"A boat could hit this concrete wall and we're not going to have to worry about anything. These things are over 40 years old and they're still, you can look at that concrete and it looks like it did you just poured it," he says.

Inside the tunnel, cracks in the walls and pumps, called uplift drains, keep the lock and dam working properly.

"And you'll see, as we go through here, you'll see stuff coming up out of them. This is basically to relieve pressure from the bottom. These dams and locks are designed to leak some. If they don't leak, you'll have too much pressure on them you end up having a failure," adds Gillespie.

Once a month, Gillespie and his team check on the tunnel.

"We have to come down here and basically do our preventive maintenance. Check our pumps make sure they're properly working, check the lighting, just look for cracks. Anything out of the abnormal," he says.

The tunnel is filled with all sorts of nature. Walls are slimy, ceiling has stalactites, and the ground has stalagmites.

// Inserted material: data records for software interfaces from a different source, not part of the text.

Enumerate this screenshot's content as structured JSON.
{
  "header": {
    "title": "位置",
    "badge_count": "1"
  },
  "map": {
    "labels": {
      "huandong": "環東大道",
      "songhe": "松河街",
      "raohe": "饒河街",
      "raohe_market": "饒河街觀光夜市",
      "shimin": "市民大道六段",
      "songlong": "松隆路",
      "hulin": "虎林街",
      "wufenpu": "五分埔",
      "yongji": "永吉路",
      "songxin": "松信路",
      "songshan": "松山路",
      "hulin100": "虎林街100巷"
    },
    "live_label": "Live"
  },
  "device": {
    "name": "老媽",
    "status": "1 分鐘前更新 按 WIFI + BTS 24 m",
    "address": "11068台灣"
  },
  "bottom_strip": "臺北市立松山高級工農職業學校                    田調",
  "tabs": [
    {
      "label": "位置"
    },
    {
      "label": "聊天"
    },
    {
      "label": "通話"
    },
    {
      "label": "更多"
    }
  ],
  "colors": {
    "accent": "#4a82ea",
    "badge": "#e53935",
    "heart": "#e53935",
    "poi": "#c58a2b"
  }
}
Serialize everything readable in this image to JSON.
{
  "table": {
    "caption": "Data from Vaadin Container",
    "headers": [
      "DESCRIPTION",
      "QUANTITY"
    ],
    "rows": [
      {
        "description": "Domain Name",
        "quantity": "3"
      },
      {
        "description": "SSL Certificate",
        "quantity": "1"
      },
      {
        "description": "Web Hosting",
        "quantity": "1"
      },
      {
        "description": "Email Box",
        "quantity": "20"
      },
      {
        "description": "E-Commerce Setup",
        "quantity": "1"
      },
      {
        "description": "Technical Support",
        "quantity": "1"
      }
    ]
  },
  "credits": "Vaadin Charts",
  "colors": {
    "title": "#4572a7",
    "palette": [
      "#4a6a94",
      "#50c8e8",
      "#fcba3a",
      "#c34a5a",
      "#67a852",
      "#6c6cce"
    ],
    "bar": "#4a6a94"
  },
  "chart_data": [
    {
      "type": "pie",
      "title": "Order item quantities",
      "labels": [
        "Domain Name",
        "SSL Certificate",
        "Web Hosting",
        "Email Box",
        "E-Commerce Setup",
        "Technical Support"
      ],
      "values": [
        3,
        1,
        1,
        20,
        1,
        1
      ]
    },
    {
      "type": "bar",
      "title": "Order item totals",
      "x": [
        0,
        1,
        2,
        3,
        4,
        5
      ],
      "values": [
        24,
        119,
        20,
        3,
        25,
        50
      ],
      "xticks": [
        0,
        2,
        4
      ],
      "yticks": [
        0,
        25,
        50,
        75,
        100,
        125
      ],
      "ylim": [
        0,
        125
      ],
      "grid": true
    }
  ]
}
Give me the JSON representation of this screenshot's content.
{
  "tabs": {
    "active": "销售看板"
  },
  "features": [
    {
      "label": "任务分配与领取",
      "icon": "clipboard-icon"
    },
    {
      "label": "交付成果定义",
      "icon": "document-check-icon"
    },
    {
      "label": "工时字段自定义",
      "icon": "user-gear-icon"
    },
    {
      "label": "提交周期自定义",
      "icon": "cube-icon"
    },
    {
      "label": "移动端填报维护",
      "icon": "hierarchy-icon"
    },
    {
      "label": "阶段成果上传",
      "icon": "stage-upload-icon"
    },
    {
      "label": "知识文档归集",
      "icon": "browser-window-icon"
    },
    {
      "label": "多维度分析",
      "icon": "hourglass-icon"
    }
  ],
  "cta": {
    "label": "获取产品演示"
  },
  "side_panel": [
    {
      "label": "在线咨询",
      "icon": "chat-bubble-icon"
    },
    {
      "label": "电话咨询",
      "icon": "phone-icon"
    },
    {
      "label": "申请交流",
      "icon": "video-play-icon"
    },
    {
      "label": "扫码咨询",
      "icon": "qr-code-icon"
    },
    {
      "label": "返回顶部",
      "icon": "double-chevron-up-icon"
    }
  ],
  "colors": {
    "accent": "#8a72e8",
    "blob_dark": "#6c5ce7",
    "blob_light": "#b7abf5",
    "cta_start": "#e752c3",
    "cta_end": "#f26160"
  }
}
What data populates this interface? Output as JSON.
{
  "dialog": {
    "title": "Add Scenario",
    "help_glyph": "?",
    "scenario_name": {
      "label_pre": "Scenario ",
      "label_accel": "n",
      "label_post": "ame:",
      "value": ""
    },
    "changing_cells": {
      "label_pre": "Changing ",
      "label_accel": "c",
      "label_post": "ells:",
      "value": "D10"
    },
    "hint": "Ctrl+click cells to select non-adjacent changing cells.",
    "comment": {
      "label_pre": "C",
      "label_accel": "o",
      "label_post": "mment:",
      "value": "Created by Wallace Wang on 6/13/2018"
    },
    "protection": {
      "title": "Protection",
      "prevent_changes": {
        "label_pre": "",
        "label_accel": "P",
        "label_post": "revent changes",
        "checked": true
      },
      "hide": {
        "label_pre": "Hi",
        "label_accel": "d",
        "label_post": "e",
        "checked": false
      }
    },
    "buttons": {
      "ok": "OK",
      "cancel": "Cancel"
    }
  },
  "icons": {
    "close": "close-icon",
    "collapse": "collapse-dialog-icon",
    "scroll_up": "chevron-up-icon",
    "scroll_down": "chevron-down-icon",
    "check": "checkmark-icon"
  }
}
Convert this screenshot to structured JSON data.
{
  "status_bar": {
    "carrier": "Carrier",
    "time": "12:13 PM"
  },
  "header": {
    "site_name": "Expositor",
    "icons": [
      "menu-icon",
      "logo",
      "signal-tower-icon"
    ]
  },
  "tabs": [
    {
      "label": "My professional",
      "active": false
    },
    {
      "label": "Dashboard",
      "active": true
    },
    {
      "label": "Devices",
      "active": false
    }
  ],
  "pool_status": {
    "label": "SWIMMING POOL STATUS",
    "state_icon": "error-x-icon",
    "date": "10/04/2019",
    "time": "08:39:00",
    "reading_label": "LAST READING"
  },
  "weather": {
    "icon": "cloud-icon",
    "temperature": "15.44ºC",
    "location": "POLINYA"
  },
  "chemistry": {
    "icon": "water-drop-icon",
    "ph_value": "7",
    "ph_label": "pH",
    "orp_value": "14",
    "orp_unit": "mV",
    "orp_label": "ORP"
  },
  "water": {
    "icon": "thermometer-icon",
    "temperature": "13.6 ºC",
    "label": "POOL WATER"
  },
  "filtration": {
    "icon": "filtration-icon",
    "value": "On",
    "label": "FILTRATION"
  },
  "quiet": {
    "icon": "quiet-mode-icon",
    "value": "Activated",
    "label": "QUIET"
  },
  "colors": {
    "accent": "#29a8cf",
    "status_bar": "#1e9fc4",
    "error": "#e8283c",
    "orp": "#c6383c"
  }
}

Near the end of the tunnel, there are special pumps which serve as an important function for the lock and dam. Gillespie explains their purpose.

"The water level gets too high, that cable right there is a float and it'll hit that float when it raises it up and it'll kick the pumps on and it'll pump the water up so the water does not get too high. Right now with no flow in the river, they're probably [going to] run three maybe four times in a 24 hour period. And they'll only run for a 30 seconds to a minute then they'll shut themselves off."

Gillespie says even heavy rains and earthquakes haven't lessened effectiveness of the tunnel.

"Our dive teams go in and do annual inspections and we check all that stuff. And there's nothing there. Nothing. I've been at this lock and dam for seven years now and I've never had it flood."

In addition to Mother Nature's markings, there are ways for you find your way around the tunnel.

"That P stands for pier. That's letting you know that there's a pier on the other side of this wall... holding up the catwalk and stuff above the gates," Gillespie explains.

But you don't want to get caught down here without your flashlight.